 Perhaps one of the most common arguments against extra funding for charter schools is that they don’t always perform better than the traditional schools they claim to supplement.

Rachel uses a passive aggressive approach to dismiss any contrarian view, and even offers us a straw man in the latter quote above.

I'll take this opportunity to clear up her misunderstanding.  It is obviously true that charter schools don't always perform better than the traditional schools they intend to supplant.  It is true by the evidence that in the aggregate they perform slightly less well than traditional public schools using the rubric of high stakes testing - which most charter school denizens seem to think of as sacred.

Additionally, most non-profit charters contract with for-profit service companies for building leasing and operations (oddly enough often with ties to the non-profit principals).  So a significant amout of charter schools are intended as cash cows for investors,  These are facts.  But in the piece:
“Say they came from an F district and they were progressing forward, they could be eligible for this grant also,” explains Rep. Tim Brown, R-Crawfordsville, the House budget author. “That’s the idea of charters – to use a different way, a different teaching method, have a different structure so that kids can excel in a different environment.”

Elsewhere, there is the claim that this funding doesn't diminish traditional public school funding.
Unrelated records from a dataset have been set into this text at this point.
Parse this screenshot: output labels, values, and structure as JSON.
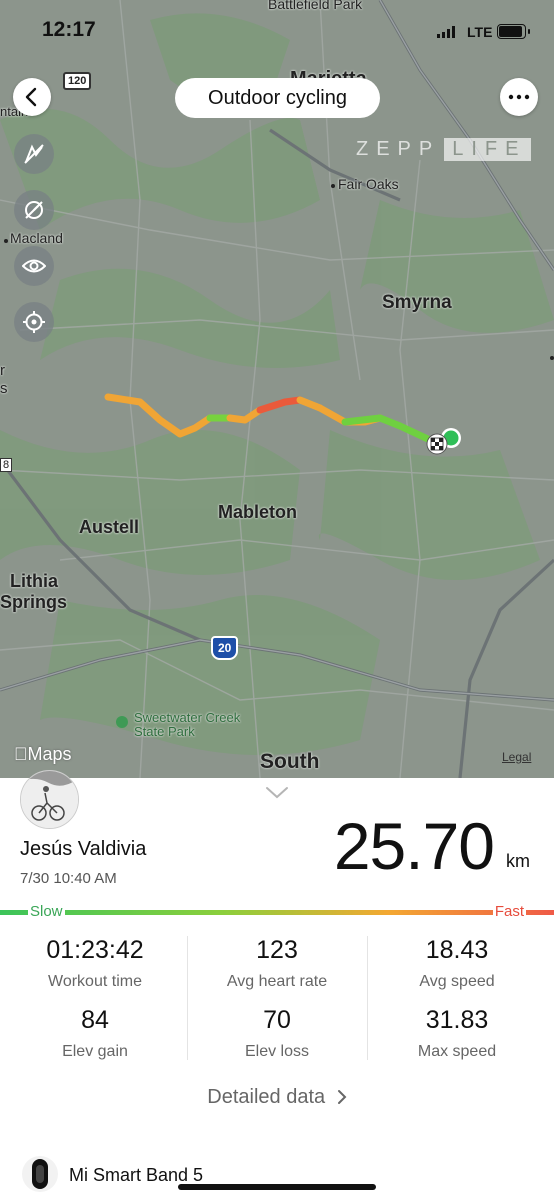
{
  "status_bar": {
    "time": "12:17",
    "network": "LTE"
  },
  "header": {
    "title": "Outdoor cycling",
    "back_icon": "chevron-left-icon",
    "more_icon": "more-dots-icon",
    "brand": "ZEPP LIFE"
  },
  "map": {
    "labels": {
      "battlefield_park": "Battlefield Park",
      "marietta": "Marietta",
      "fair_oaks": "Fair Oaks",
      "macland": "Macland",
      "smyrna": "Smyrna",
      "austell": "Austell",
      "mableton": "Mableton",
      "lithia": "Lithia",
      "springs": "Springs",
      "sweetwater_1": "Sweetwater Creek",
      "sweetwater_2": "State Park",
      "south": "South",
      "highway_120": "120",
      "highway_20": "20",
      "apple_maps": "Maps",
      "legal": "Legal",
      "edge_left_1": "ntain",
      "edge_left_2": "r",
      "edge_left_3": "s",
      "edge_left_4": "8"
    },
    "tools": [
      "route-hide-icon",
      "speed-off-icon",
      "eye-icon",
      "locate-icon"
    ]
  },
  "summary": {
    "user_name": "Jesús Valdivia",
    "date": "7/30 10:40 AM",
    "distance": "25.70",
    "distance_unit": "km",
    "pace_legend": {
      "slow": "Slow",
      "fast": "Fast"
    },
    "stats": [
      {
        "value": "01:23:42",
        "label": "Workout time"
      },
      {
        "value": "123",
        "label": "Avg heart rate"
      },
      {
        "value": "18.43",
        "label": "Avg speed"
      },
      {
        "value": "84",
        "label": "Elev gain"
      },
      {
        "value": "70",
        "label": "Elev loss"
      },
      {
        "value": "31.83",
        "label": "Max speed"
      }
    ],
    "detailed_link": "Detailed data",
    "device_name": "Mi Smart Band 5"
  }
}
Come on, we're all grownups here.

It turns out that there aren't so many profound ideas no one has thought of before.  We know what works.  Small class sizes and exposure to creative arts of some kind.  For the most part, charters have been enamored with the "no excuses" model.  And teaching to the test.  Perhaps the subject of this article has something else in mind.

But should we we rise in support that she get a 5 million dollar loan financed by us to launch her dream?  Perhaps her idea is good, but one person can't run anything like what she has in mind, and we have no idea who she has (if anyone) to make her dream operational.

Here is some of the reality of charter schools, and their champions.   It should make us more cautious.

Monday, October 20, 2014

It should be Stan Wruble for the "Riley" District

In terms of the quality of school board candidates in the Second District of South Bend, it is very nearly an embarrassment of riches.

Carolyn Peterson is a retired teacher and former President of our local National Education Association chapter.  She has been a tireless advocate for quality public education.

Oletha Jones is the local Education Chair for our NAACP chapter.  Ms. Jones has been a valuable asset to our community in that she tasks us to focus on issues which are not often discussed and not easy to solve.

Stan Wruble was appointed by the Board to complete the term of the late John Stancati.

Stan grew up on the south side of South Bend, attending SBCSC schools before graduating from the "old" Riley in 1990. His daughter is a First Grader in the South Bend School Corporation. Though he had other opportunities, he chose to settle here.

 As a citizen, Stan feels it's important to give back to the community. In addition to the time consuming duties of school board trustee, he offers his expertise in the law to benefit others - serving as a Public Defender for folks who can't afford the services of paid counsel, and as Adjunct Professor at Notre Dame's Law School (of which he is a graduate).

I’ve had the privilege of getting to know Stan a bit over the last few months.  He seeks and values input from the community.  He’s wisely suspicious of the quick fix schemes touted by the so-called education reformers.  He knows that where we want to go will take time and great effort.

Stan has shown good judgment and a tireless work ethic as a Board member.  For me, Stan is the man.